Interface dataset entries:
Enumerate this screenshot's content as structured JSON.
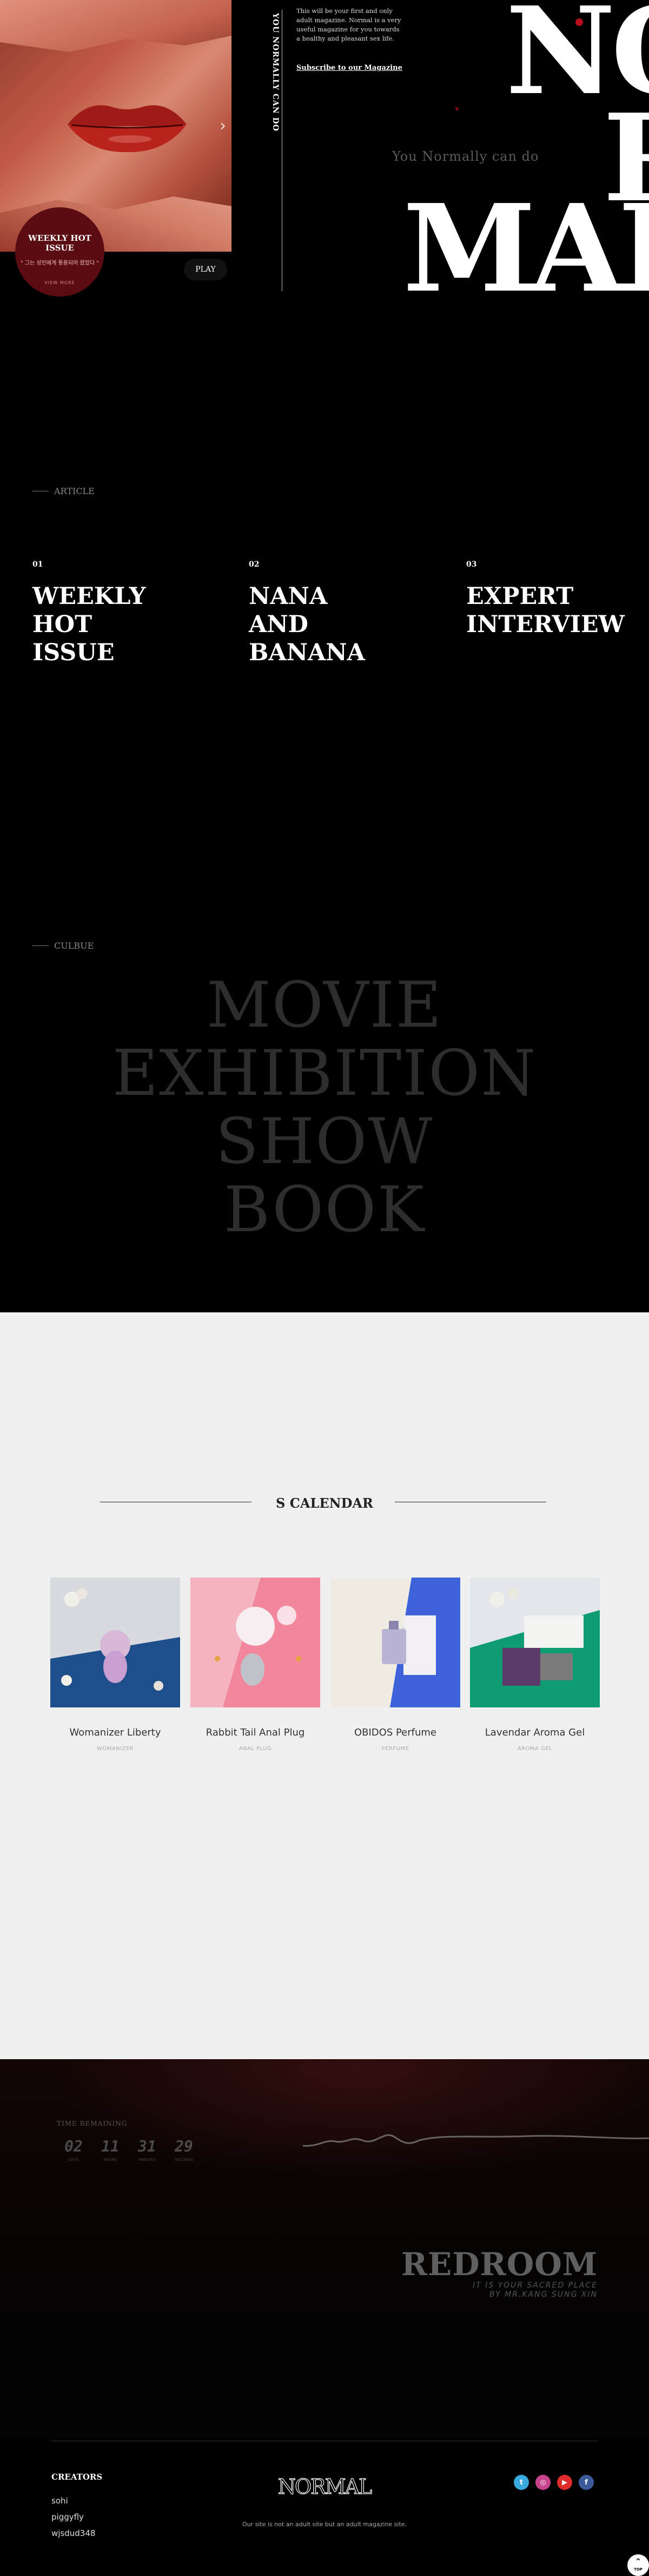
{
  "hero": {
    "issue_title": "WEEKLY HOT ISSUE",
    "issue_subtitle": "\" 그는 성인에게 통용되어 왔었다 \"",
    "issue_more": "VIEW MORE",
    "play_label": "PLAY",
    "vertical_tagline": "YOU NORMALLY CAN DO",
    "intro_text": "This will be your first and only adult magazine. Normal is a very useful magazine for you towards a healthy and pleasant sex life.",
    "subscribe_label": "Subscribe to our Magazine",
    "tagline": "You Normally can do",
    "logo_line1": "NO",
    "logo_line2": "R",
    "logo_line3": "MAL",
    "arrow_icon": "chevron-right-icon"
  },
  "article": {
    "section_label": "ARTICLE",
    "items": [
      {
        "num": "01",
        "title": "WEEKLY\nHOT\nISSUE"
      },
      {
        "num": "02",
        "title": "NANA\nAND\nBANANA"
      },
      {
        "num": "03",
        "title": "EXPERT\nINTERVIEW"
      }
    ]
  },
  "culture": {
    "section_label": "CULBUE",
    "words": [
      "MOVIE",
      "EXHIBITION",
      "SHOW",
      "BOOK"
    ]
  },
  "calendar": {
    "title": "S CALENDAR",
    "products": [
      {
        "name": "Womanizer Liberty",
        "category": "WOMANIZER"
      },
      {
        "name": "Rabbit Tail Anal Plug",
        "category": "ANAL PLUG"
      },
      {
        "name": "OBIDOS Perfume",
        "category": "PERFUME"
      },
      {
        "name": "Lavendar Aroma Gel",
        "category": "AROMA GEL"
      }
    ]
  },
  "redroom": {
    "time_label": "TIME REMAINING",
    "countdown": [
      {
        "value": "02",
        "unit": "DAYS"
      },
      {
        "value": "11",
        "unit": "HOURS"
      },
      {
        "value": "31",
        "unit": "MINUTES"
      },
      {
        "value": "29",
        "unit": "SECONDS"
      }
    ],
    "title": "REDROOM",
    "subtitle1": "IT IS YOUR SACRED PLACE",
    "subtitle2": "BY MR.KANG SUNG XIN"
  },
  "footer": {
    "creators_title": "CREATORS",
    "creators": [
      "sohi",
      "piggyfly",
      "wjsdud348"
    ],
    "logo_text": "NORMAL",
    "note": "Our site is not an adult site but an adult magazine site.",
    "social": [
      {
        "icon": "twitter-icon",
        "glyph": "t",
        "color": "#3aa9df"
      },
      {
        "icon": "instagram-icon",
        "glyph": "◎",
        "color": "#c9438c"
      },
      {
        "icon": "youtube-icon",
        "glyph": "▶",
        "color": "#e02b2b"
      },
      {
        "icon": "facebook-icon",
        "glyph": "f",
        "color": "#3b5998"
      }
    ],
    "top_label": "TOP"
  }
}
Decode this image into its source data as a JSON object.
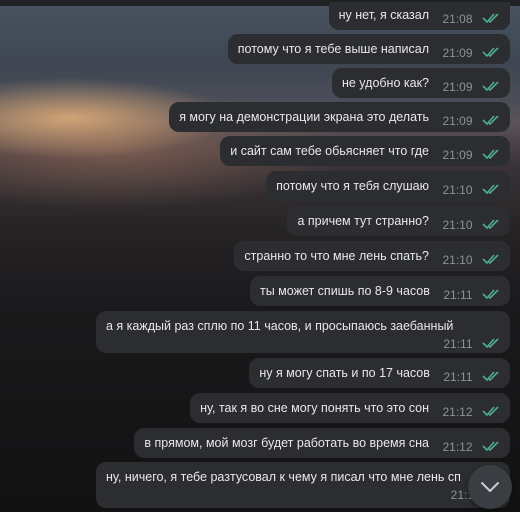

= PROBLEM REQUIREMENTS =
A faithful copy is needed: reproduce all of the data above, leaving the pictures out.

= SOLUTION TO THIS PROBLEM =
Enumerate this screenshot's content as structured JSON.
{
  "hero": {
    "issue_title": "WEEKLY HOT ISSUE",
    "issue_subtitle": "\" 그는 성인에게 통용되어 왔었다 \"",
    "issue_more": "VIEW MORE",
    "play_label": "PLAY",
    "vertical_tagline": "YOU NORMALLY CAN DO",
    "intro_text": "This will be your first and only adult magazine. Normal is a very useful magazine for you towards a healthy and pleasant sex life.",
    "subscribe_label": "Subscribe to our Magazine",
    "tagline": "You Normally can do",
    "logo_line1": "NO",
    "logo_line2": "R",
    "logo_line3": "MAL",
    "arrow_icon": "chevron-right-icon"
  },
  "article": {
    "section_label": "ARTICLE",
    "items": [
      {
        "num": "01",
        "title": "WEEKLY\nHOT\nISSUE"
      },
      {
        "num": "02",
        "title": "NANA\nAND\nBANANA"
      },
      {
        "num": "03",
        "title": "EXPERT\nINTERVIEW"
      }
    ]
  },
  "culture": {
    "section_label": "CULBUE",
    "words": [
      "MOVIE",
      "EXHIBITION",
      "SHOW",
      "BOOK"
    ]
  },
  "calendar": {
    "title": "S CALENDAR",
    "products": [
      {
        "name": "Womanizer Liberty",
        "category": "WOMANIZER"
      },
      {
        "name": "Rabbit Tail Anal Plug",
        "category": "ANAL PLUG"
      },
      {
        "name": "OBIDOS Perfume",
        "category": "PERFUME"
      },
      {
        "name": "Lavendar Aroma Gel",
        "category": "AROMA GEL"
      }
    ]
  },
  "redroom": {
    "time_label": "TIME REMAINING",
    "countdown": [
      {
        "value": "02",
        "unit": "DAYS"
      },
      {
        "value": "11",
        "unit": "HOURS"
      },
      {
        "value": "31",
        "unit": "MINUTES"
      },
      {
        "value": "29",
        "unit": "SECONDS"
      }
    ],
    "title": "REDROOM",
    "subtitle1": "IT IS YOUR SACRED PLACE",
    "subtitle2": "BY MR.KANG SUNG XIN"
  },
  "footer": {
    "creators_title": "CREATORS",
    "creators": [
      "sohi",
      "piggyfly",
      "wjsdud348"
    ],
    "logo_text": "NORMAL",
    "note": "Our site is not an adult site but an adult magazine site.",
    "social": [
      {
        "icon": "twitter-icon",
        "glyph": "t",
        "color": "#3aa9df"
      },
      {
        "icon": "instagram-icon",
        "glyph": "◎",
        "color": "#c9438c"
      },
      {
        "icon": "youtube-icon",
        "glyph": "▶",
        "color": "#e02b2b"
      },
      {
        "icon": "facebook-icon",
        "glyph": "f",
        "color": "#3b5998"
      }
    ],
    "top_label": "TOP"
  }
}
Decode this image into its source data as a JSON object.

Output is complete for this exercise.